But overall the whole game is really too derivative. Rayne can use guns (hardly original), but most of the time she's just hacking bodies to pieces with knives, and I found that this got very repetitive and tedious. I enjoyed Return to Castle Wolfenstein for its variety and strategy (plenty of sniping from a distance and avoiding detection) and Tomb Raider for its exploration aspects and puzzles, but BloodRayne is just slash, slash, slash from start to finish.
BloodRayne is entertaining, but once you've been wowed by BloodRayne herself, the game's story line isn't creative enough to capture true adventurers, and its combat isn't inspired enough to satiate die-hard shooters. It's a solid hybrid—but not much more than that.
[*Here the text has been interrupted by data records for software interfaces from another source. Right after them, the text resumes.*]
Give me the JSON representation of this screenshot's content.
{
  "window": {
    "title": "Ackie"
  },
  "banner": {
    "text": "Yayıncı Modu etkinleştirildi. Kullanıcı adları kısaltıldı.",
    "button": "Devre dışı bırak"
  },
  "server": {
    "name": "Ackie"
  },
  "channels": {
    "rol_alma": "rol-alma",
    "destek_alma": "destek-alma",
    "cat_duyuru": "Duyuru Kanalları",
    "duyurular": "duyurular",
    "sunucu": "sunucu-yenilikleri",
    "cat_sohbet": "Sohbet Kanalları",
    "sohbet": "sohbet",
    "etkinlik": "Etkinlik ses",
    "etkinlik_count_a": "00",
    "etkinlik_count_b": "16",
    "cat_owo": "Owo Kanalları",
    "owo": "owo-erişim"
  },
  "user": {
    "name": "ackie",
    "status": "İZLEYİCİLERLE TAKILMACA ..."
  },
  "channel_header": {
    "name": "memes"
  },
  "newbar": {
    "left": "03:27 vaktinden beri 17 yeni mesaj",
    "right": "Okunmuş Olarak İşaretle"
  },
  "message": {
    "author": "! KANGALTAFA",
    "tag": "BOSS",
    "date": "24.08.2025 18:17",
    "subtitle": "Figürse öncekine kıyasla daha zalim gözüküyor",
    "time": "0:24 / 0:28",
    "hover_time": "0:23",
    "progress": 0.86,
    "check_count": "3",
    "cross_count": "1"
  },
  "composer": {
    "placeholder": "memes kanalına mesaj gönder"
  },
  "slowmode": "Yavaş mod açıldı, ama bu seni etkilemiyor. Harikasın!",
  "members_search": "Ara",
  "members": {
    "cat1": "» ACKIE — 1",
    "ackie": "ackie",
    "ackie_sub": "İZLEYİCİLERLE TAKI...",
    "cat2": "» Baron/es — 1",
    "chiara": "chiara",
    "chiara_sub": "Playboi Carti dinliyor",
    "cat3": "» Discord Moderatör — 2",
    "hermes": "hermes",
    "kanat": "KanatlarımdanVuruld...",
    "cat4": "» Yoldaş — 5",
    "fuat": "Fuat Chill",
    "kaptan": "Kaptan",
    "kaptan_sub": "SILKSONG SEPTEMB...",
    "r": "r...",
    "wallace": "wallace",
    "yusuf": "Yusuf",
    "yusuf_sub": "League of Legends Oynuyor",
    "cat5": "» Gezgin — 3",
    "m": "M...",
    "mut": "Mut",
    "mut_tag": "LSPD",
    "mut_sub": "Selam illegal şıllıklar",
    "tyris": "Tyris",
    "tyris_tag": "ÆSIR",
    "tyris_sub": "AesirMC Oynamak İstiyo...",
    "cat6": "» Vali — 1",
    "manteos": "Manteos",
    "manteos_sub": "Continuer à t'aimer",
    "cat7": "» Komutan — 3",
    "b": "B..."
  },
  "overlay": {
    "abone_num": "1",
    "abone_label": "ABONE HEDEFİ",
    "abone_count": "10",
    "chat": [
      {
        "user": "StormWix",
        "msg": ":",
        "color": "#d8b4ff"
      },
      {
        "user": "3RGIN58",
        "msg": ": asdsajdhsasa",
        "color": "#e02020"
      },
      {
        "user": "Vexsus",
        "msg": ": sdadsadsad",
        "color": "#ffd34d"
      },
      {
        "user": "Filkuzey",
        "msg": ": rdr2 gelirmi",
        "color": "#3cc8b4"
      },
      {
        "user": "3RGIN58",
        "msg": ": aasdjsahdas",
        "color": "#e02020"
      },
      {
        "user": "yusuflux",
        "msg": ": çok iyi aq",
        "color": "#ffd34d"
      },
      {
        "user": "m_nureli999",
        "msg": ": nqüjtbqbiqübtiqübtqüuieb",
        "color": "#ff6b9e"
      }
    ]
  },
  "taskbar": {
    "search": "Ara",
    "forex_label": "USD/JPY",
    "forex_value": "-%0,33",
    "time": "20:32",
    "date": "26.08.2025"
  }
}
With a ho-hum premise of tired cliches and unremarkable gameplay built on buggy, leaden game programming, it's hard to recommend Bloodrayne on any point whatsoever. There are certainly a few fun ideas and the fratboy-fantasy eroticism may appeal to some extremely bored gamers, but even Bloodrayne's greatest accomplishments are effortlessly bested by several other contemporary games. It's disappointing to see Aspyr - a company which has brought us several of the greatest Mac games ever made - publishing a game which falls so far short of their usual standards. With many more games on the horizon for Aspyr in 2003, let's hope Bloodrayne proves to be the exception, not the rule.
You know, it's a sad state of affairs when a plot like that described above can be called overdone. If it was done in parody, this game could work. If Blood Rayne wasn't taking itself so seriously—or at least gave some indication it's in on the joke that it is—it could have been quite fun. As it stands, it seems like nothing more than a poor attempt to launch the next Lara Croft or Cate Archer.
Bloodrayne's problems go deeper than its fit and finish. The game play is thoroughly derivative of every third-person shooter that's come along in recent years. If you've played Tomb Raider, or any of a hundred other similar games, you've pretty much done everything you can do in Bloodrayne -- straight down to a slow-motion mode (called Blood Rage) similar to that of Max Payne and Jedi Knight II.
The game designers' careful attention to jiggling breasts and the moaning sounds of Rayne feeding on her victims is lascivious, gratuitous, and insulting. This game has an ESRB rating of M, for Mature. Unfortunately, the board hasn't yet come up with an I rating, for Immature. This game deserves it.